As any new website owner can tell you, getting all the nuts and bolts of an e-commerce site worked out can be a lot of work. When you sell online, one of the most important things you'll need to work out is your payment methods - what system you will use to process the transactions that go through your shopping cart. If you’re accepting payments directly through the website and you’re in Australia, you have two main options: a Payment Gateway/ Internet Merchant Facility combo or PayPal.
Using an internet merchant facility and payment gateway to accept credit cards is the most professional-looking payment option you can have on your website. Particularly if your business is new online, building consumer confidence should be high on your list of web priorities. You want the buying process to be as smooth as possible. In addition to making sure your customers know that your business is trustworthy, one of the biggest perks of setting up an internet merchant facility is that the money from your sales will be deposited directly into your bank without delay.
Setting up an internet merchant facility and payment gateway has its price, however. Many business owners who are starting out online will seek out alternatives for payment methods to avoid these upfront costs, leading many new website owners to PayPal.
Similarly to payment gateways, PayPal is able to process credit card transactions for you - except in most cases it takes the user away from your website to do so. A PayPal business account is free to set up; you’ll pay only a small fee per transaction. If you’re in a rush to get started, PayPal can also be set up in just a few days. It is a well-recognised payment method and generally trusted by most online shoppers.
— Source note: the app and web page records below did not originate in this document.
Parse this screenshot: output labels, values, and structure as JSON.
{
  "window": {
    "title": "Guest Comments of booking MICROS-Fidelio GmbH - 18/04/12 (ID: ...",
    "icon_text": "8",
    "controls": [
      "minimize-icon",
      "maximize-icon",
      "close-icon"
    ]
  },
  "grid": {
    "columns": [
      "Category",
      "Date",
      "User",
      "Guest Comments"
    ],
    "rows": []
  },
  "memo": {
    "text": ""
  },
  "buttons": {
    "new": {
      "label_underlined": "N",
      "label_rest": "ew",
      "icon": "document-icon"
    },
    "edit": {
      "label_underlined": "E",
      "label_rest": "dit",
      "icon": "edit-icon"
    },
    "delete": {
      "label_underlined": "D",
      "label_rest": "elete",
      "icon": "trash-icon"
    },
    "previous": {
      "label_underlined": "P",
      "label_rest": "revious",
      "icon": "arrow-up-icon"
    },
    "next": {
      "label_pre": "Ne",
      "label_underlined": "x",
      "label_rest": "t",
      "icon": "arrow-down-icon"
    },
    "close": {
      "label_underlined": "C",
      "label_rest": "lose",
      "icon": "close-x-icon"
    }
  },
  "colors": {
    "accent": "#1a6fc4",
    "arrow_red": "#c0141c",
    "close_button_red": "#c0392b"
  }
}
However, PayPal isn’t the perfect payment method for every e-commerce website. Many consumers perceive PayPal as a “cheap” feature - if you’ve just invested in a new website, do you really want your customers to look at your business as having cheap fixtures?
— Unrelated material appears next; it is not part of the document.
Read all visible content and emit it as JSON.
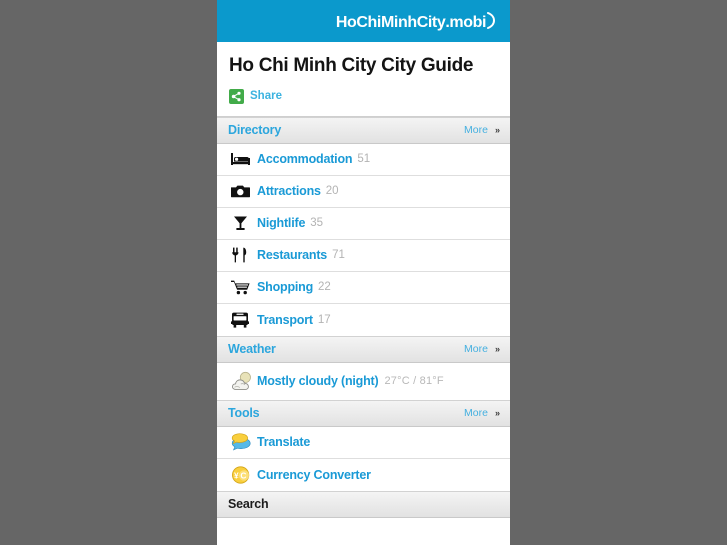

An important thing to know about PayPal is that it is not a bank. PayPal is not required to follow the same rules that banks need to follow, and sometimes problems do occur. At the slightest provocation, PayPal has the right to freeze your account, meaning you might not be able to accept payments and the funds in your account would be made unavailable, sometimes up to 6 months. This is not a rare occurance - it has happened to our clients and many others, and it is not a pleasant experience. (Read about one notorious instance when PayPal ruined a Christmas charity.)